Centura Banks Inc., which has battled rising interest rates even as it offered enticements to retain customers, revealed on Wednesday the hit it would take for those efforts, warning its profits would fall well short of expectations this year.
Centura, based in Rocky Mount, N.C., said the series of rate hikes by the Federal Reserve in recent months increased its costs of funding loans, resulting in a narrowing profit margin on the lending business.
The interest rate squeeze came just as the $11 billion-asset company was attempting to court customers from Triangle Bancorp Inc., a Raleigh company it acquired this year. Centura said the higher deposit rates and fee waivers it had offered to retain Triangle's retail customers "exacerbated" the strain on profits.
Analysts said that the announcement there would be a shortfall was not surprising but that the magnitude was. They compared it to recent warnings issued by Wachovia Corp., First Union Corp., and Pacific Century Financial Corp.
Those were at least partially related to an increase in nonperforming loans, a problem Centura said it has not yet encountered.
Still, Marni Pont O'Doherty, an analyst at Keefe, Bruyette & Woods, said that Centura, like the others, "is missing by a mile rather than an inch."
Christopher Marinac, an analyst at Robinson-Humphrey in Atlanta, said, "It may pay to make less aggressive assumptions."
The company revised its second-quarter profit estimate to a range of 71 cents to 74 cents a share, down from the consensus target of 99 cents per share.
For the year, Centura warned investors to look for profits in the range of $3.37 to $3.47 per share, as much as 20% below the consensus of $4.05.
Steven J. Goldstein, chief financial officer at Centura, declined to be more specific about Wednesday's announcement except to say that "unique events" magnified for Centura some trends that have been affecting regional banks in general.
Funding loans with deposits seems to have hit Centura the hardest. Pressure on the company's net interest margin will account for about 9 to 11 cents of the projected reduction in earnings for the second quarter, and 25 to 30 cents for the whole year.
A lot of the projected shortfall is associated with Centura's retention plan for Triangle customers. Triangle had a deposit base that was heavily loaded with higher-interest certificates of deposit. Centura, faced with the dilemma of scaring those customers away by slashing the rates on those accounts after the merger, decided that retention was more important, Mr. Goldstein said.
The plan seems to have worked for now, he said. Through May, about 98% of the desired households acquired from Triangle had stayed on with Centura. Eventually, Centura will rejigger the rates paid to former Triangle customers to be more in line with the rest of its deposit base, Mr. Goldstein said.
Centura said fee-generating businesses also contributed to the lower forecast. Declines in mortgage income are expected to account for one or two pennies of the second-quarter profit revision and 12 to 14 cents of the yearend revision.
Like several other regional banking companies that lack the scale in the business, Centura has put its $3 billion mortgage servicing portfolio on the auction block and said it plans to use the proceeds of the sale to restructure its investment portfolio.

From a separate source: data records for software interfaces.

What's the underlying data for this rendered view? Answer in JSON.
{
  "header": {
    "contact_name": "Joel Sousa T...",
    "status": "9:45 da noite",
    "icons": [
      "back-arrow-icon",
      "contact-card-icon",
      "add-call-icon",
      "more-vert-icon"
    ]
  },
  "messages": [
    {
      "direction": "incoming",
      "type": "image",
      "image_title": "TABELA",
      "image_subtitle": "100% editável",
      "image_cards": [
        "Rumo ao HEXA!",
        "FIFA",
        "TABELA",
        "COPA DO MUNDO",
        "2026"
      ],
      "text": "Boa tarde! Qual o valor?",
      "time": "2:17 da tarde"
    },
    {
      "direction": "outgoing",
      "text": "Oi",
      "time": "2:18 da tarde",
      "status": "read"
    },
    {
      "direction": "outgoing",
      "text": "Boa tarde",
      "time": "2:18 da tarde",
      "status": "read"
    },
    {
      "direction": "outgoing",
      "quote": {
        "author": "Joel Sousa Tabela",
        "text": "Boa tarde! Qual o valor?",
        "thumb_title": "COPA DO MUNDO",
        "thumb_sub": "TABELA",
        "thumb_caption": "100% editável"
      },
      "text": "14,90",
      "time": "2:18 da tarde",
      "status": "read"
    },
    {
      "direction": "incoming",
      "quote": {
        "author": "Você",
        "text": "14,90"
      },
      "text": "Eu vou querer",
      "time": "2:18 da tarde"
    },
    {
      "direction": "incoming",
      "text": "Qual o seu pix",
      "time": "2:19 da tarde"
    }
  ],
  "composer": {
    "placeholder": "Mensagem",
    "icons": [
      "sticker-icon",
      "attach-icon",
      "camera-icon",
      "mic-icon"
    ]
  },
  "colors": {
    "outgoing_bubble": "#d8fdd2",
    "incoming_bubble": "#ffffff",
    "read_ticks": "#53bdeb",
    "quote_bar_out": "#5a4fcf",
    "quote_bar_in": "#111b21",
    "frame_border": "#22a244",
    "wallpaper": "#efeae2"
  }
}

Now is a good time to sell mortgage servicing because rising rates tend to increase the value of the portfolios, Mr. Goldstein said. "There is an opportunity now," he said.
The gain from the sale may help offset losses from the sale of investment securities as Centura restructures its balance sheet, analysts said. That balance sheet restructuring, mostly the sale of bonds inherited from Triangle's balance sheet, has been going on since the merger was completed in January.
Centura will also add $5 million to its loan-loss reserve to "align the credit risk management" strategies of Triangle with its own.
The sale of the mortgage servicing portfolio also reduces Centura's ongoing interest rate risk. "Although we have not seen any weakness in our credit quality from the first quarter or any stress on our loan portfolio, we anticipate an economy marked by higher interest rates and the potential for further slowing," said Cecil W. Sewell, Centura's chief executive officer, in a press statement.